“We are facing a critical challenge because proficiency in mathematics is essential for entry to college, access to employment and economic well-being,” said Jennifer Lewis, Ph.D., assistant professor of mathematics education in the College of Education and principal investigator on the grant. “This grant has come at a very important time, as student scores in mathematics on the National Assessment of Educational Progress have dropped to among the lowest in the country.”
In conjunction with Henry Ford College, the Detroit Public Schools and Wayne Westland Community Schools, Wayne State University will recruit, train and induct 56 new elementary and middle school mathematics teachers for Detroit Schools. The project will provide scholarships and stipends to highly qualified candidates to support their participation in an innovative urban teacher residency program for 15 months as they work with outstanding mentors in elementary and middle school classrooms.
This project will create a model to prepare new teachers to be successful, especially in high-poverty schools with children of color, and ultimately will contribute to educational research.
The program will continue outreach efforts by mentoring graduates during their first two years as teachers, and will keep them connected by ongoing conversations about best practices in mathematics instruction.
Love at first site? Wayne State receives NSF grant to explore impact of online dating
With nearly 90 percent of Americans utilizing the Internet, the use of online dating websites has grown tremendously since the launch of the first such service in 1995. Today, one in five adults between the ages of 25 to 34 has used online dating.
With the help of a three-year, $851,462 grant from the National Science Foundation, a team of Wayne State University researchers is exploring how America’s relational landscape is being affected by the rise of online dating. The project will explore how the increasing use of popular online dating technologies affects how people develop romantic connections.
Stephanie Tong, Ph.D., assistant professor of communication studies in the College of Fine, Performing and Communication Arts is leading the team, which will explore the social implications of the rise of online dating.
“We’re interested in looking at how updated online dating technology affects the ways people initiate relationships and the ways they make decisions; when they decide who to date, and whether or not to pursue the relationship,” said Tong.
The project also will provide new insights regarding the ways that online dating systems are designed to facilitate interpersonal contact, impact the self-concepts of the people who use them, and may provide new information and insights that can facilitate improvements to the design of popular forms of social computing technology.

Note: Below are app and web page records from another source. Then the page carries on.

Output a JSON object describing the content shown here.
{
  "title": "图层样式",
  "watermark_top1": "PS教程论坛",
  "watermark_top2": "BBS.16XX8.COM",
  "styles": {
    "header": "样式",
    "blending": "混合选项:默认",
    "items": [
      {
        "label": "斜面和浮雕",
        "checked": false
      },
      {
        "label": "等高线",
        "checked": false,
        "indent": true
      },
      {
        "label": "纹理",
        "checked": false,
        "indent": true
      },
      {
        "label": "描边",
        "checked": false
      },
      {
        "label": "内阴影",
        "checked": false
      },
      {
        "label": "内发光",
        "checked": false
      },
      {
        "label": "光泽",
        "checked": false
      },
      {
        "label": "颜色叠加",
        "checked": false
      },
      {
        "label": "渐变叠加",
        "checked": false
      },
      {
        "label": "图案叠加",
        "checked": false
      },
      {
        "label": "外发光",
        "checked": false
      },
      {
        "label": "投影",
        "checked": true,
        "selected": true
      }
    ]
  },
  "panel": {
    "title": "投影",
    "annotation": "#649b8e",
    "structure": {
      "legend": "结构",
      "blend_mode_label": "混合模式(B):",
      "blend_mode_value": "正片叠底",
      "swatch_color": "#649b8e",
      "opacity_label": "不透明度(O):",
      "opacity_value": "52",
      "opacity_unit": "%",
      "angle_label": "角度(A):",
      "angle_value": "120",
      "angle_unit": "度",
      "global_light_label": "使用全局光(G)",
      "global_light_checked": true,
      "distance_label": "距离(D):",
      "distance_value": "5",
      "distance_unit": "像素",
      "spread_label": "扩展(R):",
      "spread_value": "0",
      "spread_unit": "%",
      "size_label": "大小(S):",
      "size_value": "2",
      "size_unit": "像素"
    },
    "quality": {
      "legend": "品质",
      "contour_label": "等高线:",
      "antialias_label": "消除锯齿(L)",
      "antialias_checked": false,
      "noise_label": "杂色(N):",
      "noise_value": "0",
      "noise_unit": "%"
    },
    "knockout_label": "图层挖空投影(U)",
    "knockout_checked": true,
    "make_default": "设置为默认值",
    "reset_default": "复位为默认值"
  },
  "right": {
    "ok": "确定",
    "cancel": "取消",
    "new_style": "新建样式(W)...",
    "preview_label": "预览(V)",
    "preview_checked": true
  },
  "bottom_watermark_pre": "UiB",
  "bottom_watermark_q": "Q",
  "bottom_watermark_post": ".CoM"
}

Although this project focuses on online dating systems, project findings may provide more generalizable insights regarding the complex interactions between communications media and the content of constitutions as well as their impact on communicators in many other contexts.

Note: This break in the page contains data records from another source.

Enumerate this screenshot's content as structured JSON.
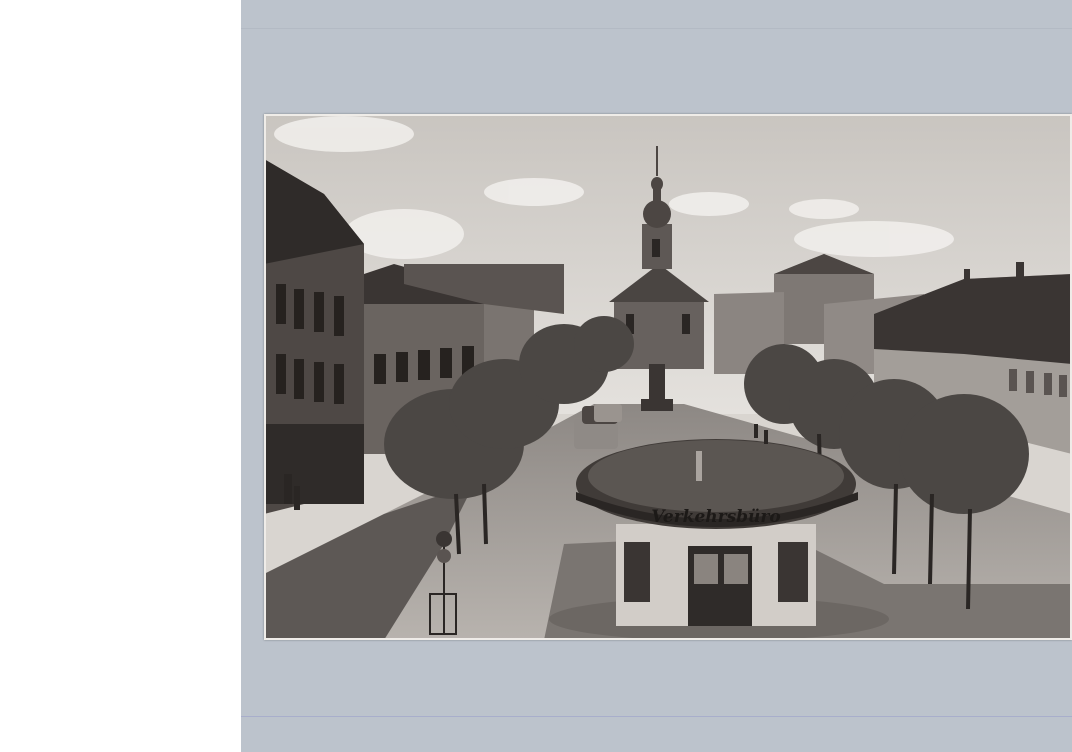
{
  "postcard": {
    "kiosk_sign": "Verkehrsbüro"
  },
  "colors": {
    "scan_background": "#bcc3cc",
    "paper_white": "#ffffff",
    "sepia_light": "#d9d5d0",
    "sepia_dark": "#2a2624"
  }
}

The investigators will use scientific experiments, participant interviews and behavioral measurements to investigate how people evaluate information communicated by algorithmic and human sources when making attributions within online systems. They will also investigate if people recognize how technology influences their decisions and attributions in the online communication process, and how online platforms that produce a wealth of feedback to participants create feedback loops that affect individuals’ self-concept.